Since the Trump administration was unable to pass legislation that entirely repealed the Affordable Care Act (ACA), the trends that were being seen under the Obama administration appear to be continuing into 2018.
These trends are as follows:
Healthcare Costs Driving Broad Shift In Plan Components
Plan components appear to be moving away from levels that are less expensive for employees toward levels that expose them to additional costs. These shifts started when the ACA provisions took effect and suggest that they are in reaction to increasing costs in healthcare, which has been ongoing for more than a decade.
ACA Requirements Having Major Impact on Some Plan Components

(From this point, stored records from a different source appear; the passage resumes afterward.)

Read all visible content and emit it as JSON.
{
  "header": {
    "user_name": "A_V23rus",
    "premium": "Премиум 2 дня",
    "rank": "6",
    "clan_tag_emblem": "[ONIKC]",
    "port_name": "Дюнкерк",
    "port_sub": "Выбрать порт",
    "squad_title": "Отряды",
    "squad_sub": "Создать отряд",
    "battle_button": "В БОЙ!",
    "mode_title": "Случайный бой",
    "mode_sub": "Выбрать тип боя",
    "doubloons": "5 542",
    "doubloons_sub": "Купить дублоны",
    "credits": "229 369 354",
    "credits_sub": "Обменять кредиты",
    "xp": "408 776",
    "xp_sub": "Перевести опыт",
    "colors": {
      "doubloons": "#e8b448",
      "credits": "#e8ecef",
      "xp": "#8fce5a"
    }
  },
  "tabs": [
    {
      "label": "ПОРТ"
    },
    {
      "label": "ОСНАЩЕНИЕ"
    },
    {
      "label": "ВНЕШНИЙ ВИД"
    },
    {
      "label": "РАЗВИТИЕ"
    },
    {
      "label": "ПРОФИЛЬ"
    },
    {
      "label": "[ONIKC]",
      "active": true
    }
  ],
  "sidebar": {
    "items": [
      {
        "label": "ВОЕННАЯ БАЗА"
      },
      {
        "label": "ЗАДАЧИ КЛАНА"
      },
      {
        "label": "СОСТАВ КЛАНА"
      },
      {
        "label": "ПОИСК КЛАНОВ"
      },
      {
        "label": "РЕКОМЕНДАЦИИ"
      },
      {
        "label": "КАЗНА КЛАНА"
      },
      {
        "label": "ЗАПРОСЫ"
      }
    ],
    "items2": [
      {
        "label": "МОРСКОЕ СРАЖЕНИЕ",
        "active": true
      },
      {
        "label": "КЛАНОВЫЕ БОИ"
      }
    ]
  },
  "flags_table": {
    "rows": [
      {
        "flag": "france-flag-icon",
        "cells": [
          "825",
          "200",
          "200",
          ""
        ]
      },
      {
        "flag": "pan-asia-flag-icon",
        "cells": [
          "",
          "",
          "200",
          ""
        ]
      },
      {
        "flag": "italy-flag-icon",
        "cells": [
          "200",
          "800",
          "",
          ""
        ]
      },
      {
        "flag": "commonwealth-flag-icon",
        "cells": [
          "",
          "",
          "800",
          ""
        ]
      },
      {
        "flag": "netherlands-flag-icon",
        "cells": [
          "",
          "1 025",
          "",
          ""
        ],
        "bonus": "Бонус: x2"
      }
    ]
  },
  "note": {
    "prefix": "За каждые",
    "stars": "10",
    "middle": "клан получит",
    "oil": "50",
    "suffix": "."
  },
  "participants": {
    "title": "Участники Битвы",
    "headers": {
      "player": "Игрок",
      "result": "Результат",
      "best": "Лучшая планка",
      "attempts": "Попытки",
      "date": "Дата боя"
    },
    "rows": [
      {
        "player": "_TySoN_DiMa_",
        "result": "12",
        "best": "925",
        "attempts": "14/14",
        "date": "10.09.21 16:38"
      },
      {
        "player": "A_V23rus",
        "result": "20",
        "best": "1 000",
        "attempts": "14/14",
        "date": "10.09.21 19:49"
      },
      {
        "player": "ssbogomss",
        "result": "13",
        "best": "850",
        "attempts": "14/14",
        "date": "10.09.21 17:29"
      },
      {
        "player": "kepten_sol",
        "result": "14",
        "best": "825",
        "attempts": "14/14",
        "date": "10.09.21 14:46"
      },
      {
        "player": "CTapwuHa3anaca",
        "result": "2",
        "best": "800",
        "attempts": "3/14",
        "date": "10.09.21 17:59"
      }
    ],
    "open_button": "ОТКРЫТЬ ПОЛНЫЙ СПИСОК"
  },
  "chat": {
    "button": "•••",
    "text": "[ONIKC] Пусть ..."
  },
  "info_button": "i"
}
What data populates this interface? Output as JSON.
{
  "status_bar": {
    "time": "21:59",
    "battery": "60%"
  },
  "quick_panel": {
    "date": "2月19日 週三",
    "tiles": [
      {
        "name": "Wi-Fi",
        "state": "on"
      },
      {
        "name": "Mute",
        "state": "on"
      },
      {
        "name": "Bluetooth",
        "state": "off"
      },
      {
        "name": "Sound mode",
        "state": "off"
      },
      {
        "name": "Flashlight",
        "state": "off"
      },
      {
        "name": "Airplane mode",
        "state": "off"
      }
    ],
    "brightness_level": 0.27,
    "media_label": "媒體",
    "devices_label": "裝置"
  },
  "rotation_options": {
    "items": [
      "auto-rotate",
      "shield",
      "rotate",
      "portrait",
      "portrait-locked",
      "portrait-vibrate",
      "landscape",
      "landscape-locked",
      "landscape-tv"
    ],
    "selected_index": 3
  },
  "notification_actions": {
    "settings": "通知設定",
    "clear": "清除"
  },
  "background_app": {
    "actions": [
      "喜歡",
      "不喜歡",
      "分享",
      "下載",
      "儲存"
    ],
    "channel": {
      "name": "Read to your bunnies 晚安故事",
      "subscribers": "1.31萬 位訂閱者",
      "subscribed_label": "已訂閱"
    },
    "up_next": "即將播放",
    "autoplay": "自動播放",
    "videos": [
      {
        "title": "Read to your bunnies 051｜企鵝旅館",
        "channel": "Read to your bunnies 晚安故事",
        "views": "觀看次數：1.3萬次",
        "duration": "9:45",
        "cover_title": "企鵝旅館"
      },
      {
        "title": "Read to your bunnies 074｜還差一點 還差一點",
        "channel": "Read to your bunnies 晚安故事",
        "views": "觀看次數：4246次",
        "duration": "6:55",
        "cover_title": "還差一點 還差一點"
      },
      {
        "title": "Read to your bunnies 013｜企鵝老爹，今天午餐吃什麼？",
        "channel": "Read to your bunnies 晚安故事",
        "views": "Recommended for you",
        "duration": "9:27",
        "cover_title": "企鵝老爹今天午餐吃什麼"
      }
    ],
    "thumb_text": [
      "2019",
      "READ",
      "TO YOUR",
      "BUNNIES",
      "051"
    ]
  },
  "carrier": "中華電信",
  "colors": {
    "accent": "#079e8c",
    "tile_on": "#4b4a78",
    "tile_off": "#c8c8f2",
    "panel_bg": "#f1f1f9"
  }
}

While healthcare costs have been gradually increasing for most plan components, they started accelerating dramatically with ACA requirements. In components like the Out-Of-Pocket Maximum (OOPM), there was a dramatic increase from 2013 to 2014, which was likely the result of cost-sharing limits that took effect. Employers seemed to use OOPM limit as a benchmark for what was acceptable and rapidly adopted plans near the limit. This seems to be a continuing trend, as employers have continued this practice by adopting plans near the 2017 individual OOPM limits.
Even if the ACA was repealed by the Trump administration, it is not expected that employers would reduce the OOPM of their plans. Because employers have already moved toward higher OOPM plans, to decrease the OOPM of their plan now would increase their costs significantly. It would only be expected that employers would change to a lower OOPM plan, if they were trying to increase their ability to compete for talented employees.
Less Impact on Healthy Employees
The average cost for components like emergency room (ER) copays and OOPM have seen dramatic increases, as opposed to the average cost of office visit copays or individual deductibles. This protects the average healthy employee from realizing the full impact of the cost increase, but it also has the unintended consequence of exposing unhealthy employees to a larger share of the cost increase.
Large and Small Employer Plans Becoming More Similar
Over the last six years, the differences in plans for large and small employers have narrowed. For most plan components, the differences between the percent of small employer plans in a given segment and the percent of large employer (50 or more employees) plans in that same segment decreased. The differences that still do exist are typically the result of large employers offering more generous plan designs than small employers. This is likely due to large employers trying to attract top talent and relatively lower price sensitivity.
Different Plan Types Reacting Similarly to Regulation and Economic Conditions
After looking at the five most represented plan types (HMO, PPO, HSA, POS and HRA), on average, each plan type reacted similarly to changing market conditions. While different plan types migrated to less generous plan components at different rates over the years, the change between plan types in each pricing segment was effectively zero.
In today’s competitive market, employers need to select healthcare plans that meet their budgetary needs, provide coverage for their employees and allow them to compete for top talent.
It is important to work with an insurance broker who understands these challenges, keeps up on the changes in healthcare coverage and helps you select a plan that works best for you.
Learn more about what to look for in a health insurance broker.